It is a bit tedious to make the first couple of times, because there are things you have to do in a sequence and others can be done in parallel (to save time), so it’s a bit hard to visualise it all in your head initially, but once you internalise the instructions (which I’ve also “streamlined” to my liking) it should be fairly fast to get it going.
This is how I see it in my head:
Apart from the flavour itself, what I also really like is that you can cook a big portion of this and keep them in the fridge for easy consumption later. I put them on a box and re-heat a portion on the microwave before serving.

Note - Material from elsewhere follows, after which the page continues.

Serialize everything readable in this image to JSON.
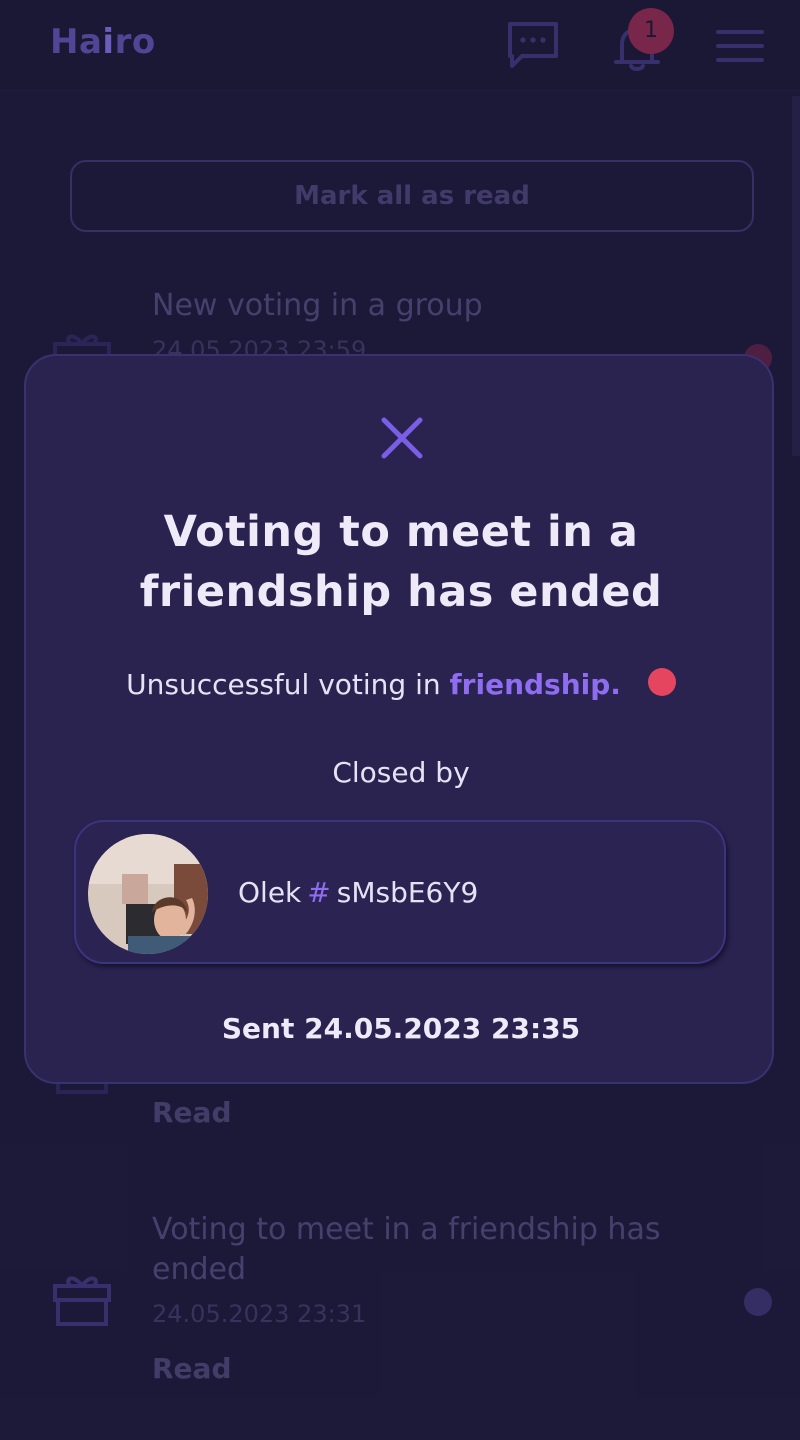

This is the type of low-key sweet that you would get on a visit to the bakery—go to buy a bread loaf, and come back with that but also half a quarter of these for your mid-morning coffee.
Unfortunately, someone in my family has developed a nut allergy so they’re not casually acquired anymore, and they’re also quite regional so I haven’t had the chance to find them in my most recent visits to Valencia. And then, there’s lockdown and no travelling, so… time to bake some, as I’ve been craving these for a while!

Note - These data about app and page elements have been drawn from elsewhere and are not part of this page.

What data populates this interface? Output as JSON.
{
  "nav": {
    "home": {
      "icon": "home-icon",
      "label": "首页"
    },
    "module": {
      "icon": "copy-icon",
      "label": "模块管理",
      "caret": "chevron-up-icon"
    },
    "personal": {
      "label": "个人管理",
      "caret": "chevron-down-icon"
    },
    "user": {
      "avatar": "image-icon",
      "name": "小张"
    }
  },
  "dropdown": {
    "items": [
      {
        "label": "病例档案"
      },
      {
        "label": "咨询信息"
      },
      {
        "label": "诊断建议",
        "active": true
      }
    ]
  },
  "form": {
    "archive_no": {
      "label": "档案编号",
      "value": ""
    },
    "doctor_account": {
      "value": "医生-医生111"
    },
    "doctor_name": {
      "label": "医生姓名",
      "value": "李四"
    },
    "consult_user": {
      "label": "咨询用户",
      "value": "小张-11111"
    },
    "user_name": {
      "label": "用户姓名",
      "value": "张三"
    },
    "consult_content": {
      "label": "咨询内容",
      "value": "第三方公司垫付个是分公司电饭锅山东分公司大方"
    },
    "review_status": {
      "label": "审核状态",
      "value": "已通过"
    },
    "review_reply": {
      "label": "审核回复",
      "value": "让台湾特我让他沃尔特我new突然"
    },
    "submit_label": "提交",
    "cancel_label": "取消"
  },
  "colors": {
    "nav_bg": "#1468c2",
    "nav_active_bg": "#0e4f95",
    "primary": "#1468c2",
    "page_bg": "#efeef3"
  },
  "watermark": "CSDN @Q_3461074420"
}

They’re quite easy to make, so if you are tired of baking cookies and shortbreads and feel like attempting something more exotic, try this. (I mean, at this point going to a different supermarket a few blocks away already feels super “exotic”, so imagine baking something typical from two countries away!)
One of my favourite things from this week is, without a doubt, Devvers’ fabulous inventiveness with all these random groceries that have been delivered to us in “Surprise boxes”. We’ve been eating delicious dishes that I would not have thought of eating with those ingredients, it’s great!
We’ve also been channeling our inner Persian, which is fabulous as well, and makes us think of our Iranian friends and the magnificent feasts they host at their house. We miss them 🤗
This is a sweet cake that is produced around Easter time in the Valencian region, and it’s also one of my favourites!
In fact, I like it so much that I learned to make it, because it’s impossible to source it in London, and I was missing it lots each time I spent Easter in the UK.
One of the defining features of this bun is that it uses eggs both in the dough and in the decoration, which has many variations: you can brush the top with beaten egg, or whisk the egg white with sugar until it stiffens and use it to decorate the top the bun, or you can even place an egg on the bun before baking, which makes it look like an egg nesting on the bun (this is most typical of the smaller, individual pieces). Often, the eggshells are dyed with food colouring, so this makes for very colourful pieces that you’re sorry to eat.
Tradition has it that you should take a mona with you on a country side walk on Easter Monday, to celebrate the arrival of Spring. Then, when you find a nice and calm spot, you sit down and eat your mona outdoors, while enjoying the early warm weather and the sight and scent of flowers (hopefully without too many insects!).
And if your mona includes eggs, it’s quite traditional to ‘crack’ them on the forehead of your family members or friends… preferably by surprise! 🤪